So while yoga as a movement practice is free to define chaturanga and other movements however it wants, today’s yoga instructors should not claim that deviation from that definition is cause for injury, especially if the human body is fully capable of going beyond the defined parameters of the movement and there is no evidence to support claims of potential injury. Like most activities, performing a chaturanga or push-up is a matter of personal responsibility. Lowering one’s body to the ground and standing up from a prone position are basic functional movements, the mobility and strength to perform them safely are not superhuman, and I see no evidence that these movements are especially dangerous for those with healthy joint function. It would seem that those who claim otherwise have not paused to think critically about this movement.






[1] “How to Do Chaturanga in Yoga.” Yoga Outlet. Online. 20 Dec. 2015. http://www.yogaoutlet.com/guides/how-to-do-chaturanga-in-yoga.
[2] “Chaturanga Dandasana.” Wikipedia. 15 Dec. 2015. Online. 20 Dec. 2015. https://en.wikipedia.org/wiki/Chaturanga_Dandasana.
[3] “Push-up.” Wikipedia. 17 Dec. 2015. Online. 24 Dec. 2015. https://en.wikipedia.org/wiki/Push-up.
[4] Moore, Zach. “How Low Should You Go in a Push-Up?” Indianapolis Fitness and Sports Training. 11 Dec. 2015. Online. 20 Dec. 2015. http://indianapolisfitnessandsportstraining.com/how-low-should-you-go-in-a-push-up.
[5] Ibid.
[6] McAtee, Robert E. and Charland, Jeff.
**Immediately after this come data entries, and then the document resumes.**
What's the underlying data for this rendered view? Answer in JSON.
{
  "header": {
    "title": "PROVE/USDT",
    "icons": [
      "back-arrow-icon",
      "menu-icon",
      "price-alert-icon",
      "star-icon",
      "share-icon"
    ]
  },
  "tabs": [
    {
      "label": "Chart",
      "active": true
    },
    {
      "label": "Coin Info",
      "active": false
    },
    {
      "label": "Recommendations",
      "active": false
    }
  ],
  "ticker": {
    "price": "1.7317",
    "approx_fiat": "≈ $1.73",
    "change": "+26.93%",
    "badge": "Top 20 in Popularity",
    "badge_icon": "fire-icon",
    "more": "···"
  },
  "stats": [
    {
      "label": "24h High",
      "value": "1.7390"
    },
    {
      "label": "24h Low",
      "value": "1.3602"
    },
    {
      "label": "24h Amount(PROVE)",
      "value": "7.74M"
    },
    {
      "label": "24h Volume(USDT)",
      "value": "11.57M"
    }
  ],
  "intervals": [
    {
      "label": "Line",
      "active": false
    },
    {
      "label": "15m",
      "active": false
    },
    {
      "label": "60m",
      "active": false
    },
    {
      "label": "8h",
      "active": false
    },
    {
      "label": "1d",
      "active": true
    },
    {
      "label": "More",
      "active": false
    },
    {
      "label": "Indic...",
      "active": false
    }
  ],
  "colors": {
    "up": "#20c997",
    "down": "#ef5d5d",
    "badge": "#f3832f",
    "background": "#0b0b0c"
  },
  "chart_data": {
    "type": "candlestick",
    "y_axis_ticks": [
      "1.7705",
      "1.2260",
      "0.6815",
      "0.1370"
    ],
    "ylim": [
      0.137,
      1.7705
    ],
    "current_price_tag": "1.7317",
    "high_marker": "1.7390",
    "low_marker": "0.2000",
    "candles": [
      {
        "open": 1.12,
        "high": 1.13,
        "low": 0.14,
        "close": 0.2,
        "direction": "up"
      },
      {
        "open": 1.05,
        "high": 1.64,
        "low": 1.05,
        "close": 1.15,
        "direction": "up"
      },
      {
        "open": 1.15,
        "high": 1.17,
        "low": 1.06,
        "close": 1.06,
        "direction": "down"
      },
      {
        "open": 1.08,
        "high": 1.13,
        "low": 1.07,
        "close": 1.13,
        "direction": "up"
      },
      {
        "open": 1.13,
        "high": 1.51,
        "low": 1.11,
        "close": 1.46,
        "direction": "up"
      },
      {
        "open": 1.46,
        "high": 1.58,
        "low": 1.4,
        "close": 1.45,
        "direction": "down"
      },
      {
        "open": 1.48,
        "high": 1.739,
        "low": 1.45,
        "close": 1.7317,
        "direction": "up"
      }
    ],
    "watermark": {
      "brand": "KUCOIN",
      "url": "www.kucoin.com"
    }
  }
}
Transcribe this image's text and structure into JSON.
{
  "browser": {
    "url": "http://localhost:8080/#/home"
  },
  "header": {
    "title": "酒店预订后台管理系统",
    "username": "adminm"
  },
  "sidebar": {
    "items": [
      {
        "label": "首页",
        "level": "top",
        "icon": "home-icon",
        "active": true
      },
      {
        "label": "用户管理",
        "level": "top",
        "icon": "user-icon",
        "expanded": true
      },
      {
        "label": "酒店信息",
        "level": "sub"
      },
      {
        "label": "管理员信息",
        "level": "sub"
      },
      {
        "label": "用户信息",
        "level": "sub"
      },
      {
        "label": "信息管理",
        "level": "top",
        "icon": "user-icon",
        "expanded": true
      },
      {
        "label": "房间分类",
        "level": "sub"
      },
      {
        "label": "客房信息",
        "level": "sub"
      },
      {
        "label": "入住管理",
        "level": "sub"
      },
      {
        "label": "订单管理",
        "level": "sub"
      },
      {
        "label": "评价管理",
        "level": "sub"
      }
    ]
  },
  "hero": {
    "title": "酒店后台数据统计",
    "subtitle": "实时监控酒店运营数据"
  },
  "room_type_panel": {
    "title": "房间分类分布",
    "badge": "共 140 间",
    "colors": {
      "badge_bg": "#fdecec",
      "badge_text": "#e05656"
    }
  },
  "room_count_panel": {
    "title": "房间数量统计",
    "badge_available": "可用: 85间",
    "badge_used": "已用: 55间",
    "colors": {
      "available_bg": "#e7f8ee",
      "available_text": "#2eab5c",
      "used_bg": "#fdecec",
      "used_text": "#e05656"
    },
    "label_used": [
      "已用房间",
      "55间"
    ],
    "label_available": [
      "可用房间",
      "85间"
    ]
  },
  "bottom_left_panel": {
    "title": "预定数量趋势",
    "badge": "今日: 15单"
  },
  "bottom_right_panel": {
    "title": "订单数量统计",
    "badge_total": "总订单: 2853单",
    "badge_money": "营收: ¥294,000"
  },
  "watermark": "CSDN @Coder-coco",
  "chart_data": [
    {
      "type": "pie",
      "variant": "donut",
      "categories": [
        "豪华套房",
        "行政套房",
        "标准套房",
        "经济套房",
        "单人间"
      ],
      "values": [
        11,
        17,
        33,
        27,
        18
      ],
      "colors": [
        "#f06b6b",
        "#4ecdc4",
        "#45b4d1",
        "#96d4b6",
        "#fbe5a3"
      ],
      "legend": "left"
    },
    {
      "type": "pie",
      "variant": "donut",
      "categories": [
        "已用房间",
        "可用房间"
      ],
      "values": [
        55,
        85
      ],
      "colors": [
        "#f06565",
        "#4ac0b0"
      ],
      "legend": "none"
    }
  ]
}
Facilitated Stretching, Third Edition. Champaign, Illinois: Human Kinetics, 2007.
[7] “Push-up Plus.” Tensegrity Physical Therapy. Online. 21 Dec. 2015. http://tensegrityphysicaltherapy.com/exercises/upper-extremity-strength/push-up-plus/.
[8] Callaway, Meghan. “The Lost Art of The Push-Up, It’s Many Variations & Functions.” Dr. John Rusin. Online. 21 Dec. 2015. http://drjohnrusin.com/the-lost-art-of-the-push-up-and-its-many-variations-and-functions